IMPLICATIONS AND CONCLUSIONS

 

Extension programs throughout the United States have realized volunteers are critical to reach program goals and outcomes. Nationwide, hundreds of thousands of volunteers contribute countless hours to assist with 4-H Youth Development, form master gardener and master naturalist groups, and various Family and Consumer Science programs. The challenge facing all extension programs is volunteer management. Management of volunteers includes vetting, training, recording hours, and determining costs among others. The development of a handbook can greatly assist with these management challenges. A handbook standardizes what is often haphazard procedures for handling the myriad of tasks associated with volunteer management.

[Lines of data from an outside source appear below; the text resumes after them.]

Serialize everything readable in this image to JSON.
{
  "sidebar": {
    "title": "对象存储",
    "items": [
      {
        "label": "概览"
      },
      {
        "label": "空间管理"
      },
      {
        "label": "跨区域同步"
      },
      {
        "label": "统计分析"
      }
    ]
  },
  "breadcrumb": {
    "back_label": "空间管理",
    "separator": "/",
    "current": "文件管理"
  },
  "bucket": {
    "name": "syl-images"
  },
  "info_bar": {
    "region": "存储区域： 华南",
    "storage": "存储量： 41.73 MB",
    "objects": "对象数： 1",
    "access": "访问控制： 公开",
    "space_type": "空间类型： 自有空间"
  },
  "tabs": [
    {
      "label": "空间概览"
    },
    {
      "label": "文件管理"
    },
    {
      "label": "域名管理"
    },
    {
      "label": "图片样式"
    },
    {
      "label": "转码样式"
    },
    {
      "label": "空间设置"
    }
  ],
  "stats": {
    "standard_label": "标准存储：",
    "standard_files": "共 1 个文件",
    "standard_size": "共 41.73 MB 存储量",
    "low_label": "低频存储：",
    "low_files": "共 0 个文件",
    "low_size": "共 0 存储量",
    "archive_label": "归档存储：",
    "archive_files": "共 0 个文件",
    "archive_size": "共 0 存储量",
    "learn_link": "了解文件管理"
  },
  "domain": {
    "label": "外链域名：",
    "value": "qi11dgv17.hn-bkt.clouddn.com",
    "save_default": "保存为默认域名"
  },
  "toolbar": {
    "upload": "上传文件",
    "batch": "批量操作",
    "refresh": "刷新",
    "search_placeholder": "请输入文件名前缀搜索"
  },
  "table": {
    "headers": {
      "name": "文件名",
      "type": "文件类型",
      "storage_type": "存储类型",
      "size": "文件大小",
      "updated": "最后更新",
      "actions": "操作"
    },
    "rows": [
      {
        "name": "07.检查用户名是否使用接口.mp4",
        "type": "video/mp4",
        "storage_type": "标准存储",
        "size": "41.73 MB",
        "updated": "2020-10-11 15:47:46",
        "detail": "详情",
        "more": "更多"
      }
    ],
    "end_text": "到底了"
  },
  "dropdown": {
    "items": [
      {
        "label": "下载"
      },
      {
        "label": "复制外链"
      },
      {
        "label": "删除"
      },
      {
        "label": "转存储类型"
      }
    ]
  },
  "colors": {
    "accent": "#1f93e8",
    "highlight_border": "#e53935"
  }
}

This enables managers to more effectively and consistently deal with volunteers while helping those volunteers know what is expected.

We used the PEP model for creating a volunteer handbook for the Chadwick Arboretum at the Ohio State University. All throughout the process, we worked with arboretum personnel and volunteers to ensure the handbook spelled out duties and expectations clearly. This also helped with "buy in" from all parties and greatly facilitated the development and subsequent implementation of this handbook. We successfully utilized this procedure and recommend anyone else developing volunteer manuals to follow a similar procedure.

 

LITERATURE CITED

 

Boone, D.A., Payne, R., Boone, N.H., Jr., and Woloshuk, J.M. (2013). Factors influencing 4-H leader volunteer recruitment and retention. Journal of the National Association of County Agricultural Agents, 6(2), Retrieved from https://www.nacaa.com/journal/index.php?jid=278

Daniels, C.H., and Miller, M.M. (2016). Developing high-quality, low-cost online training materials for adult learners. Journal of the National Association of County Agricultural Agents, 9(2), Retrieved from https://www.nacaa.com/journal/index.php?jid=653

Hange, J.S., Seevers, B.S., and VanLeeuwen, D. (2002, December). 4-H Youth Development Extension agents’ attitudes toward volunteer management competencies. Proceedings of the National Agricultural Education Research Conference. Las Vegas, NV.

Hardy, C., Nagano, S.Y., and Robotham, M. (2006). Docent manual development for the Oahu Urban Garden Center. Journal of Extension44(2), Article 2TOT3. Available at: https://joe.org/joe/2006april/tt3.php

Moore, K., and Bradley, L.K. (2015). A review of Extension master gardener training manuals from around the United States. Journal of Extension53(1), Article 1TOT1. Available at: https://www.joe.org/joe/2015february/tt1.php

Chadwick Arboretum. (2016). Chadwick Arboretum and Learning Gardens’ Volunteer Program Handbook. Columbus, Ohio.

Rypkema, P.J. (1996). Nonprofits' essential handbook on insurance. Washington, DC: Nonprofit Risk Management Center.

Safrit, R.D. (2006). Energize your volunteer administration skills with a little PEP. Innovations and Good Practices in Volunteering. Retrieved from http://www.volunteerlink.net/datafiles/D044.pdf 

Schmiesing, R.J., and Henderson, J. (2001). Identification of volunteer screening practices for selected Ohio youth organizations. Journal of Extension39(1), Article 1FEA2. Available at: https://joe.org/joe/2001february/a2.php

Seevers, B., and Graham, D. (2012). Education through Cooperative Extension (3rd ed.). Fayetteville, AR: University of Arkansas.

Wagner, K. (2012). Timeline detailing the restructuring of a dysfunctional master gardener program in Salt Lake County. Journal of the National Association of County Agricultural Agents, 5(2), Retrieved from https://www.nacaa.com/journal/index.php?jid=168